Others close to the leadership point out that for the first year of Corbyn’s leadership, the leader’s office was more preoccupied with the struggle for survival than it was with getting more of its people in. Decisions in by-elections were taken on the hop and often in a way that led to problems later down the line. It made sense to keep Mo Azam, from the party’s left, off the shortlist in Oldham West when Labour MPs were worried for their own seats and about the Ukip effect if Labour selected a minority candidate. But that enraged the party’s minority politicians and led directly to the all-ethnic-minority shortlist in Manchester Gorton.

They also point out that the party's councillor base, from where many candidates are drawn, is still largely Corbynsceptic, though they hope that this will change in the next round of local government selections. (Councillors must go through a reselection process at every election.)

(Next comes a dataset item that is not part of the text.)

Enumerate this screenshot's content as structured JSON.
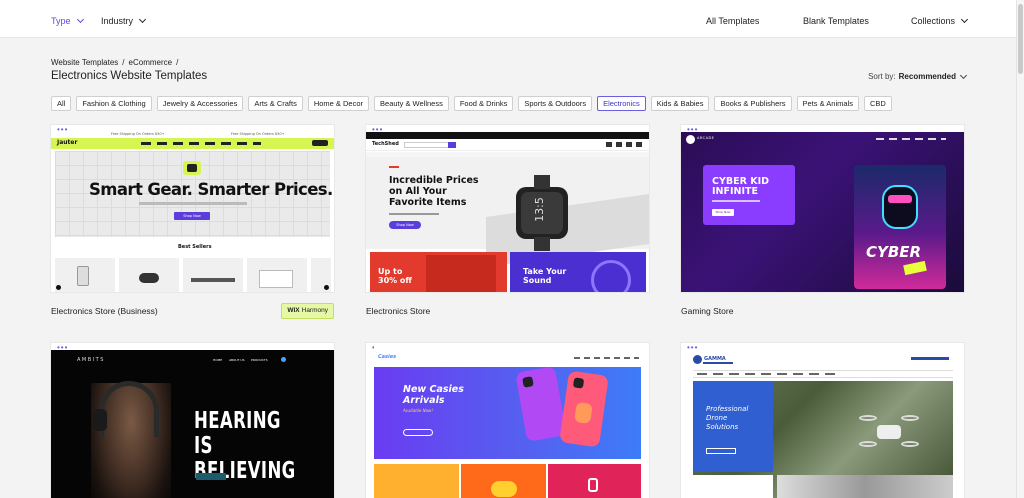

But the biggest shift has very little to do with the Labour leadership. The big victories for the Labour left in internal battles under Ed Miliband were the result of Unite and the GMB working together. Now they are, for various reasons, at odds and the GMB has proven significantly better at working shortlists and campaigning for its members to become MPs.  That helps Corbynsceptics. “The reason why so many of the unions supported Jeremy the first time,” one senior Corbynite argues, “Is they wanted to move the Labour party a little bit to the left. They didn’t want a socialist transformation of the Labour party. And actually if you look at the people getting selected they are not Corbynites, but they are not Blairites either, and that’s what the unions wanted.”

Regardless of why, it means that, two years into Corbyn’s leadership, the Labour left finds itself smaller in parliament than it was at the beginning.  

Stephen Bush is special correspondent at the New Statesman. His daily briefing, Morning Call, provides a quick and essential guide to British politics.